She said, “We’re still on-premise. There’s a plan for a hybrid cloud ir a multi cloud strategy. But we do a lot of defense-related projects. So that’s why the core applications, especially the ERP, have to be on-premise.”
Participants from the financial services industry agreed.
The bank’s Data Architect explained, “We have partnerships with Amazon and there are cases where we have partnerships with Google as well, especially when it comes to AI/ML. Currently, a lot of the data that we’re trying to push into cloud is around AI or analytics – not continuous streaming or sensitive data, but highly tokenized and non-sensitive data. So still, not fully going into the cloud.”
Khoo added, “The entire bank is mostly on premise, because of customer information. In Malaysia we have to get approval from the Central Bank because we have to present our strategy in the event of cyberattacks, etc, before we go to the cloud.”
Challenges with Integration
Most large enterprises have legacy systems, and this is a massive hindrance in efforts to become more agile, more real-time, and to have an integrated IT system across each enterprise.

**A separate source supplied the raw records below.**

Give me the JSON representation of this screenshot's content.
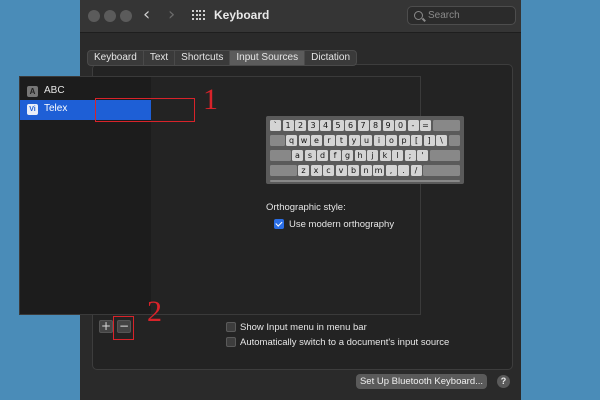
{
  "window": {
    "title": "Keyboard",
    "search_placeholder": "Search",
    "nav_back": "‹",
    "nav_forward": "›"
  },
  "tabs": [
    {
      "label": "Keyboard",
      "active": false
    },
    {
      "label": "Text",
      "active": false
    },
    {
      "label": "Shortcuts",
      "active": false
    },
    {
      "label": "Input Sources",
      "active": true
    },
    {
      "label": "Dictation",
      "active": false
    }
  ],
  "input_sources": [
    {
      "label": "ABC",
      "icon": "A",
      "selected": false
    },
    {
      "label": "Telex",
      "icon": "Vi",
      "selected": true
    }
  ],
  "keyboard": {
    "rows": [
      [
        "`",
        "1",
        "2",
        "3",
        "4",
        "5",
        "6",
        "7",
        "8",
        "9",
        "0",
        "-",
        "="
      ],
      [
        "q",
        "w",
        "e",
        "r",
        "t",
        "y",
        "u",
        "i",
        "o",
        "p",
        "[",
        "]",
        "\\"
      ],
      [
        "a",
        "s",
        "d",
        "f",
        "g",
        "h",
        "j",
        "k",
        "l",
        ";",
        "'"
      ],
      [
        "z",
        "x",
        "c",
        "v",
        "b",
        "n",
        "m",
        ",",
        ".",
        "/"
      ]
    ]
  },
  "orthographic": {
    "label": "Orthographic style:",
    "option_label": "Use modern orthography",
    "checked": true
  },
  "list_buttons": {
    "add": "+",
    "remove": "−"
  },
  "options": [
    {
      "label": "Show Input menu in menu bar",
      "checked": false
    },
    {
      "label": "Automatically switch to a document's input source",
      "checked": false
    }
  ],
  "bluetooth_button": "Set Up Bluetooth Keyboard...",
  "help_button": "?",
  "annotations": [
    "1",
    "2"
  ],
  "colors": {
    "accent": "#1e5fd6",
    "annotation": "#d8232a",
    "backdrop": "#4a8cb8"
  }
}
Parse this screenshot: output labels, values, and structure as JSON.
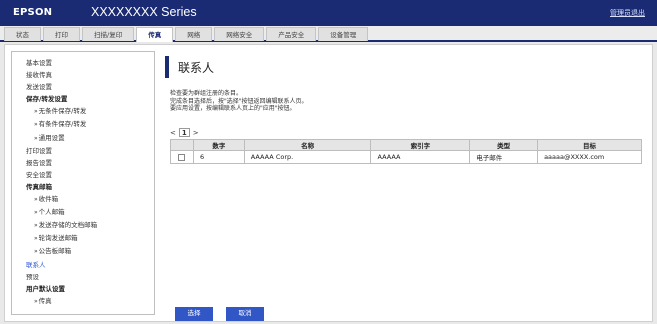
{
  "header": {
    "brand": "EPSON",
    "model": "XXXXXXXX  Series",
    "admin_link": "管理员退出"
  },
  "tabs": [
    {
      "label": "状态"
    },
    {
      "label": "打印"
    },
    {
      "label": "扫描/复印"
    },
    {
      "label": "传真",
      "active": true
    },
    {
      "label": "网络"
    },
    {
      "label": "网络安全"
    },
    {
      "label": "产品安全"
    },
    {
      "label": "设备管理"
    }
  ],
  "sidebar": {
    "items": [
      {
        "label": "基本设置",
        "style": "normal"
      },
      {
        "label": "接收传真",
        "style": "normal"
      },
      {
        "label": "发送设置",
        "style": "normal"
      },
      {
        "label": "保存/转发设置",
        "style": "bold"
      },
      {
        "label": "无条件保存/转发",
        "style": "sub"
      },
      {
        "label": "有条件保存/转发",
        "style": "sub"
      },
      {
        "label": "通用设置",
        "style": "sub"
      },
      {
        "label": "打印设置",
        "style": "normal"
      },
      {
        "label": "报告设置",
        "style": "normal"
      },
      {
        "label": "安全设置",
        "style": "normal"
      },
      {
        "label": "传真邮箱",
        "style": "bold"
      },
      {
        "label": "收件箱",
        "style": "sub"
      },
      {
        "label": "个人邮箱",
        "style": "sub"
      },
      {
        "label": "发送存储的文档邮箱",
        "style": "sub"
      },
      {
        "label": "轮询发送邮箱",
        "style": "sub"
      },
      {
        "label": "公告板邮箱",
        "style": "sub"
      },
      {
        "label": "联系人",
        "style": "active"
      },
      {
        "label": "预设",
        "style": "normal"
      },
      {
        "label": "用户默认设置",
        "style": "bold"
      },
      {
        "label": "传真",
        "style": "sub"
      }
    ]
  },
  "main": {
    "title": "联系人",
    "desc": [
      "检查要为群组注册的条目。",
      "完成条目选择后，按\"选择\"按钮返回编辑联系人页。",
      "要应用设置，按编辑联系人页上的\"应用\"按钮。"
    ],
    "pager": {
      "prev": "<",
      "page": "1",
      "next": ">"
    },
    "table": {
      "headers": [
        "",
        "数字",
        "名称",
        "索引字",
        "类型",
        "目标"
      ],
      "rows": [
        {
          "number": "6",
          "name": "AAAAA Corp.",
          "index": "AAAAA",
          "type": "电子邮件",
          "target": "aaaaa@XXXX.com"
        }
      ]
    },
    "buttons": {
      "select": "选择",
      "cancel": "取消"
    }
  },
  "colors": {
    "header_bg": "#1a2a73",
    "button_bg": "#3157c7",
    "active_link": "#2f5bd8"
  }
}
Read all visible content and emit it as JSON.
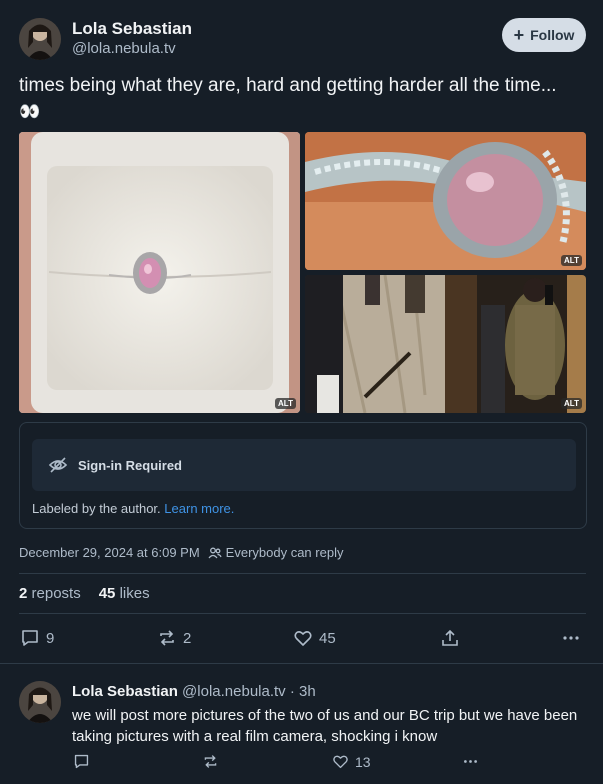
{
  "post": {
    "author_name": "Lola Sebastian",
    "author_handle": "@lola.nebula.tv",
    "follow_label": "Follow",
    "text": "times being what they are, hard and getting harder all the time...",
    "emoji": "👀",
    "images": [
      {
        "alt_badge": "ALT"
      },
      {
        "alt_badge": "ALT"
      },
      {
        "alt_badge": "ALT"
      }
    ],
    "content_warning": {
      "title": "Sign-in Required",
      "labeled_text": "Labeled by the author.",
      "learn_more": "Learn more."
    },
    "timestamp": "December 29, 2024 at 6:09 PM",
    "reply_setting": "Everybody can reply",
    "reposts_count": "2",
    "reposts_label": "reposts",
    "likes_count": "45",
    "likes_label": "likes",
    "actions": {
      "replies": "9",
      "reposts": "2",
      "likes": "45"
    }
  },
  "reply": {
    "author_name": "Lola Sebastian",
    "author_handle": "@lola.nebula.tv",
    "time": "· 3h",
    "text": "we will post more pictures of the two of us and our BC trip but we have been taking pictures with a real film camera, shocking i know",
    "likes": "13"
  },
  "colors": {
    "background": "#161e27",
    "accent_link": "#3f93e5",
    "muted_text": "#aebbc9",
    "divider": "#2e3b47"
  },
  "icons": [
    "plus-icon",
    "eye-slash-icon",
    "people-icon",
    "reply-icon",
    "repost-icon",
    "heart-icon",
    "share-icon",
    "more-icon"
  ]
}
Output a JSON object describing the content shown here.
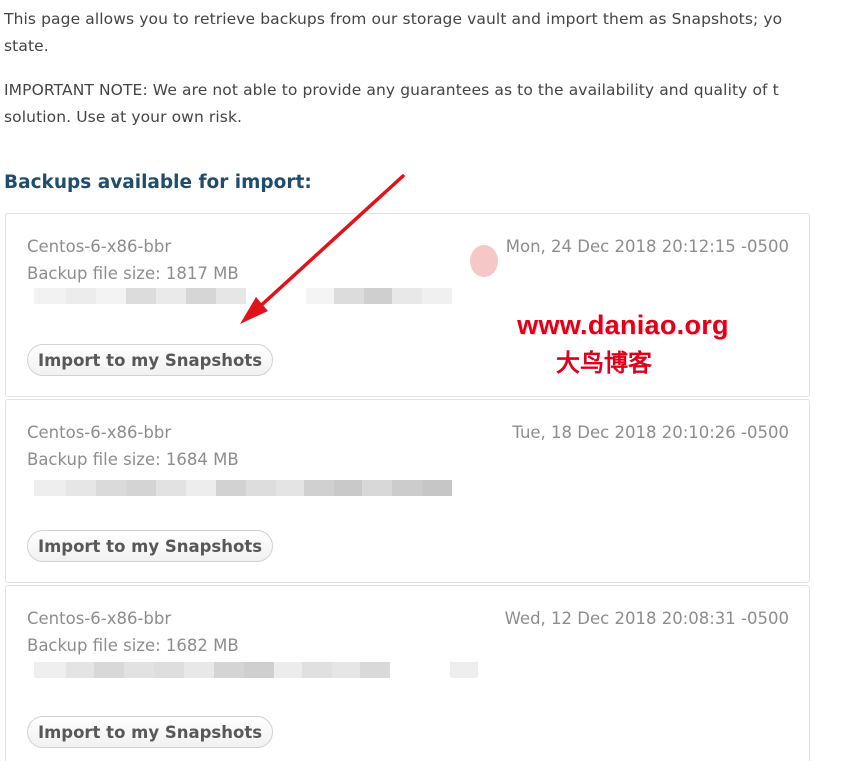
{
  "intro": {
    "paragraph1_line1": "This page allows you to retrieve backups from our storage vault and import them as Snapshots; yo",
    "paragraph1_line2": "state.",
    "paragraph2_line1": "IMPORTANT NOTE: We are not able to provide any guarantees as to the availability and quality of t",
    "paragraph2_line2": "solution. Use at your own risk."
  },
  "heading": "Backups available for import:",
  "backups": [
    {
      "name": "Centos-6-x86-bbr",
      "size": "Backup file size: 1817 MB",
      "date": "Mon, 24 Dec 2018 20:12:15 -0500",
      "button": "Import to my Snapshots"
    },
    {
      "name": "Centos-6-x86-bbr",
      "size": "Backup file size: 1684 MB",
      "date": "Tue, 18 Dec 2018 20:10:26 -0500",
      "button": "Import to my Snapshots"
    },
    {
      "name": "Centos-6-x86-bbr",
      "size": "Backup file size: 1682 MB",
      "date": "Wed, 12 Dec 2018 20:08:31 -0500",
      "button": "Import to my Snapshots"
    }
  ],
  "watermark": {
    "url": "www.daniao.org",
    "cn": "大鸟博客"
  },
  "colors": {
    "heading": "#1f4d6e",
    "arrow": "#e0131a",
    "watermark": "#e0001a"
  }
}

The engineering firm’s VP said: “We have hundreds of interfaces to third party applications. We’d love to have a common interface, etc, but practically speaking, some applications were built years ago. Even if you were to ask them to change, they wouldn’t be able to.”
For Tony Lee, VP, Group Technology (Group Systems) at CapitaLand Group, the challenge is compounded by of the multitude of companies and programmes the Group has, across the globe.
He described it thus: “One of the areas we’re trying to get more agile in, to almost real-time, is in the area of decision-making, planning and budgeting. We’re attempting to put all business entities within the CapitaLand Group onto one single planning and budgeting platform, which enabling key decision makers within the company to make agile decisions while being able to clearly identify the impact to those decisions across the various geographies and business. It’s complicated by the need to balance out the issues of cost to enable this agility in the business. The goal is near real-time decision-making. One step before it goes AI.”
The future of data in IoT
Being real-time will become crucial as technology penetrates more deeply into all aspects of life, especially with the rise of IoT.
Illustrating the importance of IoT in the era to come, Lee concluded, “We’ve gotten to a position where a lot of the operating elements within our properties are now IoT-enabled. We’ve just completed, for example, our smart carpark systems across our buildings. And essentially what happens now is that in real-time, data is fed through our smart parking systems that will tell us parking availability, parking lot usage, etc. But there are many, many other applications too. We collect data from other sources, for example power usage, water, maintenance faults, alarm triggers etc. Our data scientists are building our next generations data platform that will provide the most optimum sets of information that can help properties perform much better.”